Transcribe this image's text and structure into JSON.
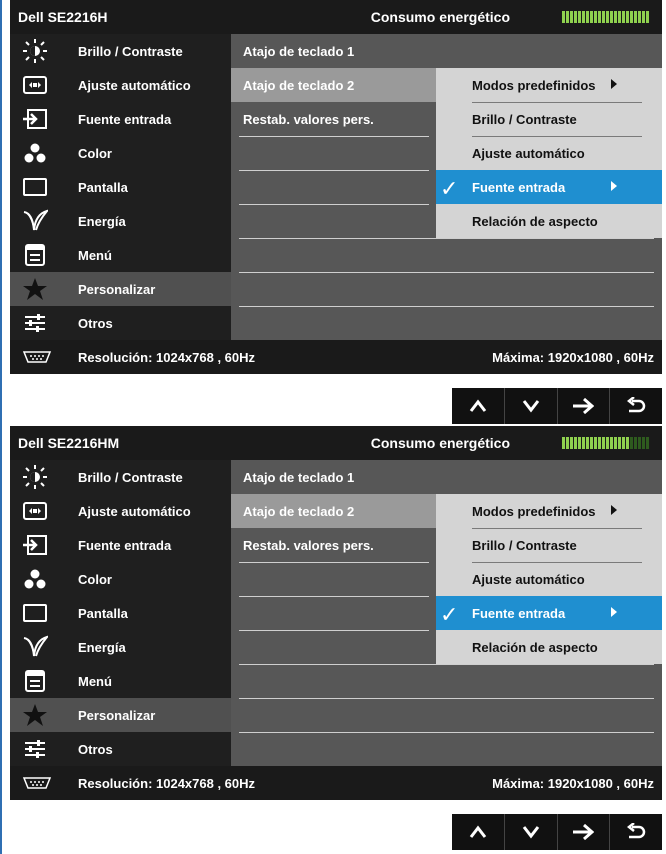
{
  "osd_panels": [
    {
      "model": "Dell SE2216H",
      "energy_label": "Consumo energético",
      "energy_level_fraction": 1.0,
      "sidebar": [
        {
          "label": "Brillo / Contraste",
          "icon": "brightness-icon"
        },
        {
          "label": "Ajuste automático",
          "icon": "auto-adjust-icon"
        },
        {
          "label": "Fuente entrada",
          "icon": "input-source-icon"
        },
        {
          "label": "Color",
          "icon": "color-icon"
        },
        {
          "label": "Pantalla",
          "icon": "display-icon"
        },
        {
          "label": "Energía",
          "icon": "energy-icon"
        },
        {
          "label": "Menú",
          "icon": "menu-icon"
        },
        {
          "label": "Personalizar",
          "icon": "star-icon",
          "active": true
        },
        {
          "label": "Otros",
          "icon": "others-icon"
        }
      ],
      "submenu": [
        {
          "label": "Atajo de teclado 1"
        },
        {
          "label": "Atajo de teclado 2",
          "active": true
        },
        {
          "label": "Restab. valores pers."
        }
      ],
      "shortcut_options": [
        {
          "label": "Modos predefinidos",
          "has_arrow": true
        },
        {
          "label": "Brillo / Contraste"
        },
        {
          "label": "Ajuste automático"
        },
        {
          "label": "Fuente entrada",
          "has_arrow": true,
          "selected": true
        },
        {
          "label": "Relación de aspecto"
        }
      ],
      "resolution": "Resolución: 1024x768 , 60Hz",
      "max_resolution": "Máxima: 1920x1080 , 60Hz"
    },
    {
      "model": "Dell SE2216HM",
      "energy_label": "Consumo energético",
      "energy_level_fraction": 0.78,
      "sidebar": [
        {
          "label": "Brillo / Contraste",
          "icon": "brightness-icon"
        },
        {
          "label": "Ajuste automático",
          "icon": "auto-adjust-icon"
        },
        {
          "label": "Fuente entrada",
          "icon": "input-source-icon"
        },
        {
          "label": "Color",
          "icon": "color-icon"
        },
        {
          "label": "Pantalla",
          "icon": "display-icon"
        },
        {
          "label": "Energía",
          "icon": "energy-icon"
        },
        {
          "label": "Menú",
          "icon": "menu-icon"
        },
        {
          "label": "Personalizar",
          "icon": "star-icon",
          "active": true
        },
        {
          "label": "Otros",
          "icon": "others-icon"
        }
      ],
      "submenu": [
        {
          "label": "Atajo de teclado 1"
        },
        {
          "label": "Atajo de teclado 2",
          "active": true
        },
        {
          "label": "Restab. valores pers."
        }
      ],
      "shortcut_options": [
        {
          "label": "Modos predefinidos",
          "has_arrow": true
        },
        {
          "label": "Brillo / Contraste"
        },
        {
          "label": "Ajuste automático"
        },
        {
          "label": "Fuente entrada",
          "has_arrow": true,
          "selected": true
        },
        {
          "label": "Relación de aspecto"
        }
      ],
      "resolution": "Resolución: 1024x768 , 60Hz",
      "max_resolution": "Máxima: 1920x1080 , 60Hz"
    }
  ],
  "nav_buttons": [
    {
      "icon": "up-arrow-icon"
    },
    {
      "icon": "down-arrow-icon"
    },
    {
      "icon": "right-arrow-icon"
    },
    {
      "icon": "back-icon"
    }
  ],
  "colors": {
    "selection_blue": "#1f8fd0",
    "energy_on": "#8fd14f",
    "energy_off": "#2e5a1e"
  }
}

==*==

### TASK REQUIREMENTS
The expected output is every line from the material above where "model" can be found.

### SOLVED PROBLEM
      "model": "Dell SE2216H",
      "model": "Dell SE2216HM",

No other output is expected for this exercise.